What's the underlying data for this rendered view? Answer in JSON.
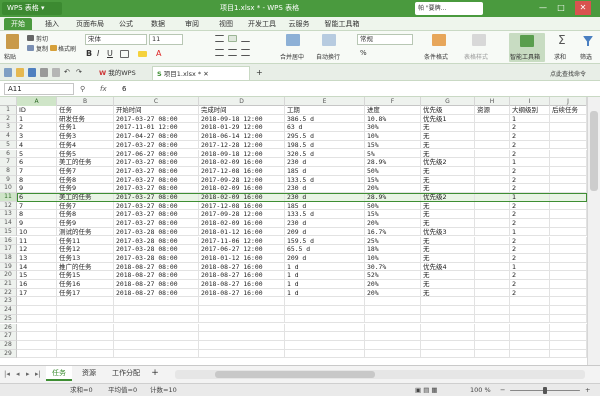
{
  "titlebar": {
    "app_name": "WPS 表格",
    "title": "项目1.xlsx * - WPS 表格",
    "user": "帕 \"要牌...",
    "controls": [
      "—",
      "□",
      "✕"
    ]
  },
  "menu": {
    "items": [
      "开始",
      "插入",
      "页面布局",
      "公式",
      "数据",
      "审阅",
      "视图",
      "开发工具",
      "云服务",
      "智能工具箱"
    ]
  },
  "ribbon": {
    "paste": "粘贴",
    "cut": "剪切",
    "copy": "复制",
    "format_painter": "格式刷",
    "font_name": "宋体",
    "font_size": "11",
    "merge": "合并居中",
    "autowrap": "自动换行",
    "number_format": "常规",
    "percent": "%",
    "conditional_format": "条件格式",
    "table_style": "表格样式",
    "smart_toolbox": "智能工具箱",
    "sum": "求和",
    "filter": "筛选"
  },
  "doc_tabs": {
    "tab1": "我的WPS",
    "tab2": "项目1.xlsx *",
    "search_hint": "点此查找命令"
  },
  "formula": {
    "cell_ref": "A11",
    "fx": "fx",
    "value": "6"
  },
  "grid": {
    "col_letters": [
      "A",
      "B",
      "C",
      "D",
      "E",
      "F",
      "G",
      "H",
      "I",
      "J"
    ],
    "rows": [
      {
        "num": "1",
        "cells": [
          "ID",
          "任务",
          "开始时间",
          "完成时间",
          "工期",
          "进度",
          "优先级",
          "资源",
          "大纲级别",
          "后续任务"
        ]
      },
      {
        "num": "2",
        "cells": [
          "1",
          "研发任务",
          "2017-03-27 08:00",
          "2018-09-18 12:00",
          "386.5 d",
          "10.8%",
          "优先级1",
          "",
          "1",
          ""
        ]
      },
      {
        "num": "3",
        "cells": [
          "2",
          "任务1",
          "2017-11-01 12:00",
          "2018-01-29 12:00",
          "63 d",
          "30%",
          "无",
          "",
          "2",
          ""
        ]
      },
      {
        "num": "4",
        "cells": [
          "3",
          "任务3",
          "2017-04-27 08:00",
          "2018-06-14 12:00",
          "295.5 d",
          "10%",
          "无",
          "",
          "2",
          ""
        ]
      },
      {
        "num": "5",
        "cells": [
          "4",
          "任务4",
          "2017-03-27 08:00",
          "2017-12-28 12:00",
          "198.5 d",
          "15%",
          "无",
          "",
          "2",
          ""
        ]
      },
      {
        "num": "6",
        "cells": [
          "5",
          "任务5",
          "2017-06-27 08:00",
          "2018-09-18 12:00",
          "320.5 d",
          "5%",
          "无",
          "",
          "2",
          ""
        ]
      },
      {
        "num": "7",
        "cells": [
          "6",
          "美工的任务",
          "2017-03-27 08:00",
          "2018-02-09 16:00",
          "230 d",
          "28.9%",
          "优先级2",
          "",
          "1",
          ""
        ]
      },
      {
        "num": "8",
        "cells": [
          "7",
          "任务7",
          "2017-03-27 08:00",
          "2017-12-08 16:00",
          "185 d",
          "50%",
          "无",
          "",
          "2",
          ""
        ]
      },
      {
        "num": "9",
        "cells": [
          "8",
          "任务8",
          "2017-03-27 08:00",
          "2017-09-28 12:00",
          "133.5 d",
          "15%",
          "无",
          "",
          "2",
          ""
        ]
      },
      {
        "num": "10",
        "cells": [
          "9",
          "任务9",
          "2017-03-27 08:00",
          "2018-02-09 16:00",
          "230 d",
          "20%",
          "无",
          "",
          "2",
          ""
        ]
      },
      {
        "num": "11",
        "cells": [
          "6",
          "美工的任务",
          "2017-03-27 08:00",
          "2018-02-09 16:00",
          "230 d",
          "28.9%",
          "优先级2",
          "",
          "1",
          ""
        ]
      },
      {
        "num": "12",
        "cells": [
          "7",
          "任务7",
          "2017-03-27 08:00",
          "2017-12-08 16:00",
          "185 d",
          "50%",
          "无",
          "",
          "2",
          ""
        ]
      },
      {
        "num": "13",
        "cells": [
          "8",
          "任务8",
          "2017-03-27 08:00",
          "2017-09-28 12:00",
          "133.5 d",
          "15%",
          "无",
          "",
          "2",
          ""
        ]
      },
      {
        "num": "14",
        "cells": [
          "9",
          "任务9",
          "2017-03-27 08:00",
          "2018-02-09 16:00",
          "230 d",
          "20%",
          "无",
          "",
          "2",
          ""
        ]
      },
      {
        "num": "15",
        "cells": [
          "10",
          "测试的任务",
          "2017-03-28 08:00",
          "2018-01-12 16:00",
          "209 d",
          "16.7%",
          "优先级3",
          "",
          "1",
          ""
        ]
      },
      {
        "num": "16",
        "cells": [
          "11",
          "任务11",
          "2017-03-28 08:00",
          "2017-11-06 12:00",
          "159.5 d",
          "25%",
          "无",
          "",
          "2",
          ""
        ]
      },
      {
        "num": "17",
        "cells": [
          "12",
          "任务12",
          "2017-03-28 08:00",
          "2017-06-27 12:00",
          "65.5 d",
          "18%",
          "无",
          "",
          "2",
          ""
        ]
      },
      {
        "num": "18",
        "cells": [
          "13",
          "任务13",
          "2017-03-28 08:00",
          "2018-01-12 16:00",
          "209 d",
          "10%",
          "无",
          "",
          "2",
          ""
        ]
      },
      {
        "num": "19",
        "cells": [
          "14",
          "推广的任务",
          "2018-08-27 08:00",
          "2018-08-27 16:00",
          "1 d",
          "30.7%",
          "优先级4",
          "",
          "1",
          ""
        ]
      },
      {
        "num": "20",
        "cells": [
          "15",
          "任务15",
          "2018-08-27 08:00",
          "2018-08-27 16:00",
          "1 d",
          "52%",
          "无",
          "",
          "2",
          ""
        ]
      },
      {
        "num": "21",
        "cells": [
          "16",
          "任务16",
          "2018-08-27 08:00",
          "2018-08-27 16:00",
          "1 d",
          "20%",
          "无",
          "",
          "2",
          ""
        ]
      },
      {
        "num": "22",
        "cells": [
          "17",
          "任务17",
          "2018-08-27 08:00",
          "2018-08-27 16:00",
          "1 d",
          "20%",
          "无",
          "",
          "2",
          ""
        ]
      },
      {
        "num": "23",
        "cells": [
          "",
          "",
          "",
          "",
          "",
          "",
          "",
          "",
          "",
          ""
        ]
      },
      {
        "num": "24",
        "cells": [
          "",
          "",
          "",
          "",
          "",
          "",
          "",
          "",
          "",
          ""
        ]
      },
      {
        "num": "25",
        "cells": [
          "",
          "",
          "",
          "",
          "",
          "",
          "",
          "",
          "",
          ""
        ]
      },
      {
        "num": "26",
        "cells": [
          "",
          "",
          "",
          "",
          "",
          "",
          "",
          "",
          "",
          ""
        ]
      },
      {
        "num": "27",
        "cells": [
          "",
          "",
          "",
          "",
          "",
          "",
          "",
          "",
          "",
          ""
        ]
      },
      {
        "num": "28",
        "cells": [
          "",
          "",
          "",
          "",
          "",
          "",
          "",
          "",
          "",
          ""
        ]
      },
      {
        "num": "29",
        "cells": [
          "",
          "",
          "",
          "",
          "",
          "",
          "",
          "",
          "",
          ""
        ]
      }
    ],
    "selected_row_index": 10
  },
  "sheets": {
    "tabs": [
      "任务",
      "资源",
      "工作分配"
    ],
    "add": "+"
  },
  "status": {
    "sum": "求和=0",
    "avg": "平均值=0",
    "count": "计数=10",
    "zoom": "100 %"
  },
  "colors": {
    "accent": "#4a9a3e",
    "selection": "#3e8e33"
  }
}
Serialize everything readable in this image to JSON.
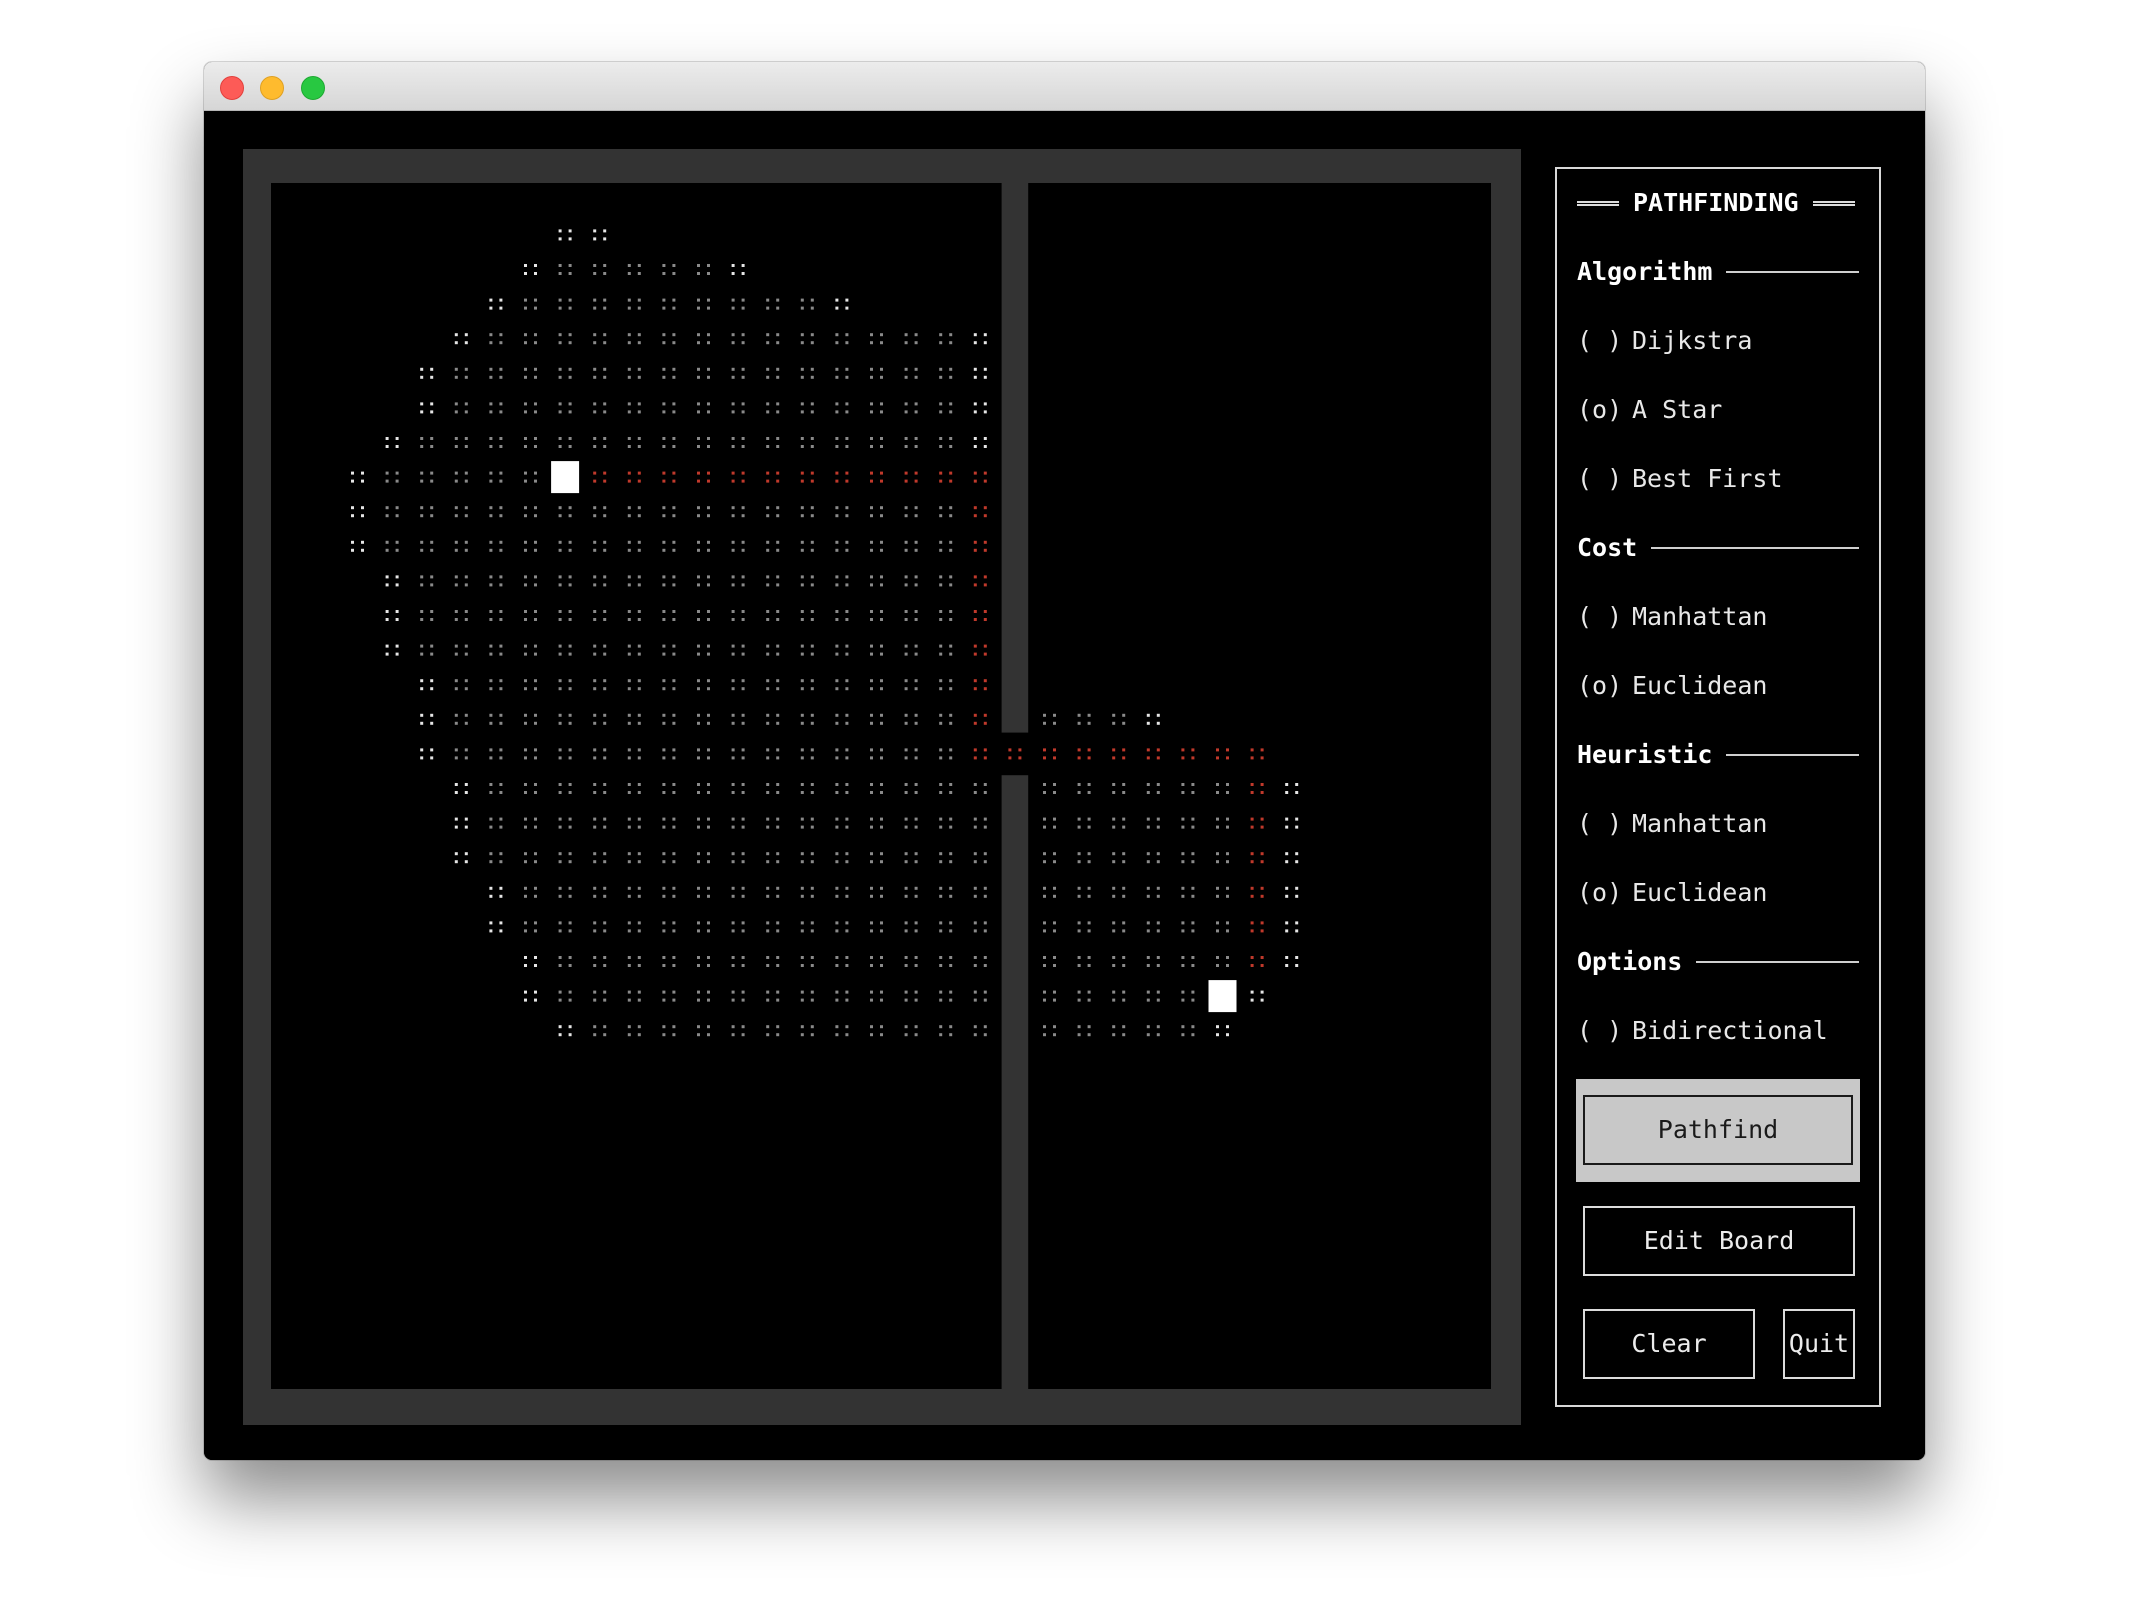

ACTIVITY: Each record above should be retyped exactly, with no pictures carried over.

ANSWER BELOW:
What's the underlying data for this rendered view? Answer in JSON.
{
  "titlebar": {
    "app_name": "WPS 表格",
    "title": "项目1.xlsx * - WPS 表格",
    "user": "帕 \"要牌...",
    "controls": [
      "—",
      "□",
      "✕"
    ]
  },
  "menu": {
    "items": [
      "开始",
      "插入",
      "页面布局",
      "公式",
      "数据",
      "审阅",
      "视图",
      "开发工具",
      "云服务",
      "智能工具箱"
    ]
  },
  "ribbon": {
    "paste": "粘贴",
    "cut": "剪切",
    "copy": "复制",
    "format_painter": "格式刷",
    "font_name": "宋体",
    "font_size": "11",
    "merge": "合并居中",
    "autowrap": "自动换行",
    "number_format": "常规",
    "percent": "%",
    "conditional_format": "条件格式",
    "table_style": "表格样式",
    "smart_toolbox": "智能工具箱",
    "sum": "求和",
    "filter": "筛选"
  },
  "doc_tabs": {
    "tab1": "我的WPS",
    "tab2": "项目1.xlsx *",
    "search_hint": "点此查找命令"
  },
  "formula": {
    "cell_ref": "A11",
    "fx": "fx",
    "value": "6"
  },
  "grid": {
    "col_letters": [
      "A",
      "B",
      "C",
      "D",
      "E",
      "F",
      "G",
      "H",
      "I",
      "J"
    ],
    "rows": [
      {
        "num": "1",
        "cells": [
          "ID",
          "任务",
          "开始时间",
          "完成时间",
          "工期",
          "进度",
          "优先级",
          "资源",
          "大纲级别",
          "后续任务"
        ]
      },
      {
        "num": "2",
        "cells": [
          "1",
          "研发任务",
          "2017-03-27 08:00",
          "2018-09-18 12:00",
          "386.5 d",
          "10.8%",
          "优先级1",
          "",
          "1",
          ""
        ]
      },
      {
        "num": "3",
        "cells": [
          "2",
          "任务1",
          "2017-11-01 12:00",
          "2018-01-29 12:00",
          "63 d",
          "30%",
          "无",
          "",
          "2",
          ""
        ]
      },
      {
        "num": "4",
        "cells": [
          "3",
          "任务3",
          "2017-04-27 08:00",
          "2018-06-14 12:00",
          "295.5 d",
          "10%",
          "无",
          "",
          "2",
          ""
        ]
      },
      {
        "num": "5",
        "cells": [
          "4",
          "任务4",
          "2017-03-27 08:00",
          "2017-12-28 12:00",
          "198.5 d",
          "15%",
          "无",
          "",
          "2",
          ""
        ]
      },
      {
        "num": "6",
        "cells": [
          "5",
          "任务5",
          "2017-06-27 08:00",
          "2018-09-18 12:00",
          "320.5 d",
          "5%",
          "无",
          "",
          "2",
          ""
        ]
      },
      {
        "num": "7",
        "cells": [
          "6",
          "美工的任务",
          "2017-03-27 08:00",
          "2018-02-09 16:00",
          "230 d",
          "28.9%",
          "优先级2",
          "",
          "1",
          ""
        ]
      },
      {
        "num": "8",
        "cells": [
          "7",
          "任务7",
          "2017-03-27 08:00",
          "2017-12-08 16:00",
          "185 d",
          "50%",
          "无",
          "",
          "2",
          ""
        ]
      },
      {
        "num": "9",
        "cells": [
          "8",
          "任务8",
          "2017-03-27 08:00",
          "2017-09-28 12:00",
          "133.5 d",
          "15%",
          "无",
          "",
          "2",
          ""
        ]
      },
      {
        "num": "10",
        "cells": [
          "9",
          "任务9",
          "2017-03-27 08:00",
          "2018-02-09 16:00",
          "230 d",
          "20%",
          "无",
          "",
          "2",
          ""
        ]
      },
      {
        "num": "11",
        "cells": [
          "6",
          "美工的任务",
          "2017-03-27 08:00",
          "2018-02-09 16:00",
          "230 d",
          "28.9%",
          "优先级2",
          "",
          "1",
          ""
        ]
      },
      {
        "num": "12",
        "cells": [
          "7",
          "任务7",
          "2017-03-27 08:00",
          "2017-12-08 16:00",
          "185 d",
          "50%",
          "无",
          "",
          "2",
          ""
        ]
      },
      {
        "num": "13",
        "cells": [
          "8",
          "任务8",
          "2017-03-27 08:00",
          "2017-09-28 12:00",
          "133.5 d",
          "15%",
          "无",
          "",
          "2",
          ""
        ]
      },
      {
        "num": "14",
        "cells": [
          "9",
          "任务9",
          "2017-03-27 08:00",
          "2018-02-09 16:00",
          "230 d",
          "20%",
          "无",
          "",
          "2",
          ""
        ]
      },
      {
        "num": "15",
        "cells": [
          "10",
          "测试的任务",
          "2017-03-28 08:00",
          "2018-01-12 16:00",
          "209 d",
          "16.7%",
          "优先级3",
          "",
          "1",
          ""
        ]
      },
      {
        "num": "16",
        "cells": [
          "11",
          "任务11",
          "2017-03-28 08:00",
          "2017-11-06 12:00",
          "159.5 d",
          "25%",
          "无",
          "",
          "2",
          ""
        ]
      },
      {
        "num": "17",
        "cells": [
          "12",
          "任务12",
          "2017-03-28 08:00",
          "2017-06-27 12:00",
          "65.5 d",
          "18%",
          "无",
          "",
          "2",
          ""
        ]
      },
      {
        "num": "18",
        "cells": [
          "13",
          "任务13",
          "2017-03-28 08:00",
          "2018-01-12 16:00",
          "209 d",
          "10%",
          "无",
          "",
          "2",
          ""
        ]
      },
      {
        "num": "19",
        "cells": [
          "14",
          "推广的任务",
          "2018-08-27 08:00",
          "2018-08-27 16:00",
          "1 d",
          "30.7%",
          "优先级4",
          "",
          "1",
          ""
        ]
      },
      {
        "num": "20",
        "cells": [
          "15",
          "任务15",
          "2018-08-27 08:00",
          "2018-08-27 16:00",
          "1 d",
          "52%",
          "无",
          "",
          "2",
          ""
        ]
      },
      {
        "num": "21",
        "cells": [
          "16",
          "任务16",
          "2018-08-27 08:00",
          "2018-08-27 16:00",
          "1 d",
          "20%",
          "无",
          "",
          "2",
          ""
        ]
      },
      {
        "num": "22",
        "cells": [
          "17",
          "任务17",
          "2018-08-27 08:00",
          "2018-08-27 16:00",
          "1 d",
          "20%",
          "无",
          "",
          "2",
          ""
        ]
      },
      {
        "num": "23",
        "cells": [
          "",
          "",
          "",
          "",
          "",
          "",
          "",
          "",
          "",
          ""
        ]
      },
      {
        "num": "24",
        "cells": [
          "",
          "",
          "",
          "",
          "",
          "",
          "",
          "",
          "",
          ""
        ]
      },
      {
        "num": "25",
        "cells": [
          "",
          "",
          "",
          "",
          "",
          "",
          "",
          "",
          "",
          ""
        ]
      },
      {
        "num": "26",
        "cells": [
          "",
          "",
          "",
          "",
          "",
          "",
          "",
          "",
          "",
          ""
        ]
      },
      {
        "num": "27",
        "cells": [
          "",
          "",
          "",
          "",
          "",
          "",
          "",
          "",
          "",
          ""
        ]
      },
      {
        "num": "28",
        "cells": [
          "",
          "",
          "",
          "",
          "",
          "",
          "",
          "",
          "",
          ""
        ]
      },
      {
        "num": "29",
        "cells": [
          "",
          "",
          "",
          "",
          "",
          "",
          "",
          "",
          "",
          ""
        ]
      }
    ],
    "selected_row_index": 10
  },
  "sheets": {
    "tabs": [
      "任务",
      "资源",
      "工作分配"
    ],
    "add": "+"
  },
  "status": {
    "sum": "求和=0",
    "avg": "平均值=0",
    "count": "计数=10",
    "zoom": "100 %"
  },
  "colors": {
    "accent": "#4a9a3e",
    "selection": "#3e8e33"
  }
}
Serialize everything readable in this image to JSON.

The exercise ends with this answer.